The data —
————

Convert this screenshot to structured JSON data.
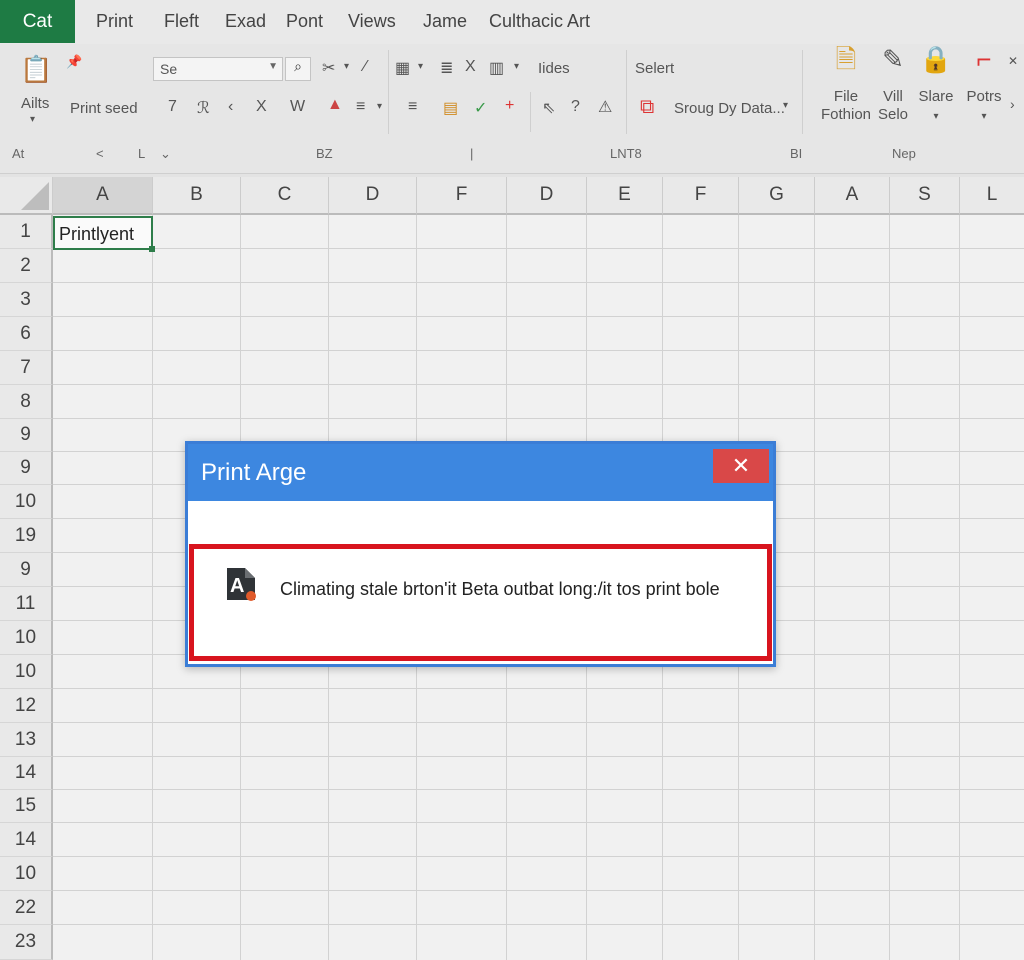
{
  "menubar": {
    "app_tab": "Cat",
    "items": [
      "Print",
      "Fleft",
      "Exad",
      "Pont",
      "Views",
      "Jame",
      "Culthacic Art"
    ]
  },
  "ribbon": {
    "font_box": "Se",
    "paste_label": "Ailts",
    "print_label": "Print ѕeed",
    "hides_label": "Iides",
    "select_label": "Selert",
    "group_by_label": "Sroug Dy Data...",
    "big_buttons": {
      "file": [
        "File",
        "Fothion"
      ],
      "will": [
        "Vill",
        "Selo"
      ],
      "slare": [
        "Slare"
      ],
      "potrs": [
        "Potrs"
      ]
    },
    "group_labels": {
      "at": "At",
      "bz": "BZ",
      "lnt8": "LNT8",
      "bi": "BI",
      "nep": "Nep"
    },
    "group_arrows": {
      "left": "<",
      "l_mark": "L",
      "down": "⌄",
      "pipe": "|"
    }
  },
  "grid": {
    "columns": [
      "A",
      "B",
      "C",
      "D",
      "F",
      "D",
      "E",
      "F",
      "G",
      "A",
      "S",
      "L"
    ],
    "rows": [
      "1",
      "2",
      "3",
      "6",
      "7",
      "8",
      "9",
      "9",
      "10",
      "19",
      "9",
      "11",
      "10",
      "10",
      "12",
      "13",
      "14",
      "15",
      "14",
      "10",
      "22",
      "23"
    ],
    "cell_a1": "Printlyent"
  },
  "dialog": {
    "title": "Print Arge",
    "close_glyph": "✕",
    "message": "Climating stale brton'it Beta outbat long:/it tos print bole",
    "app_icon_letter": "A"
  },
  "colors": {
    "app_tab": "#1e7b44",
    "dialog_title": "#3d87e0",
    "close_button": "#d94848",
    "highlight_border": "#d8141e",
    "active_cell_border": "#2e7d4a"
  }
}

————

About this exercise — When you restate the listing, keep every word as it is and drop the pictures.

Result of this task —
Convert this screenshot to structured JSON data.
{
  "menubar": {
    "app_tab": "Cat",
    "items": [
      "Print",
      "Fleft",
      "Exad",
      "Pont",
      "Views",
      "Jame",
      "Culthacic Art"
    ]
  },
  "ribbon": {
    "font_box": "Se",
    "paste_label": "Ailts",
    "print_label": "Print ѕeed",
    "hides_label": "Iides",
    "select_label": "Selert",
    "group_by_label": "Sroug Dy Data...",
    "big_buttons": {
      "file": [
        "File",
        "Fothion"
      ],
      "will": [
        "Vill",
        "Selo"
      ],
      "slare": [
        "Slare"
      ],
      "potrs": [
        "Potrs"
      ]
    },
    "group_labels": {
      "at": "At",
      "bz": "BZ",
      "lnt8": "LNT8",
      "bi": "BI",
      "nep": "Nep"
    },
    "group_arrows": {
      "left": "<",
      "l_mark": "L",
      "down": "⌄",
      "pipe": "|"
    }
  },
  "grid": {
    "columns": [
      "A",
      "B",
      "C",
      "D",
      "F",
      "D",
      "E",
      "F",
      "G",
      "A",
      "S",
      "L"
    ],
    "rows": [
      "1",
      "2",
      "3",
      "6",
      "7",
      "8",
      "9",
      "9",
      "10",
      "19",
      "9",
      "11",
      "10",
      "10",
      "12",
      "13",
      "14",
      "15",
      "14",
      "10",
      "22",
      "23"
    ],
    "cell_a1": "Printlyent"
  },
  "dialog": {
    "title": "Print Arge",
    "close_glyph": "✕",
    "message": "Climating stale brton'it Beta outbat long:/it tos print bole",
    "app_icon_letter": "A"
  },
  "colors": {
    "app_tab": "#1e7b44",
    "dialog_title": "#3d87e0",
    "close_button": "#d94848",
    "highlight_border": "#d8141e",
    "active_cell_border": "#2e7d4a"
  }
}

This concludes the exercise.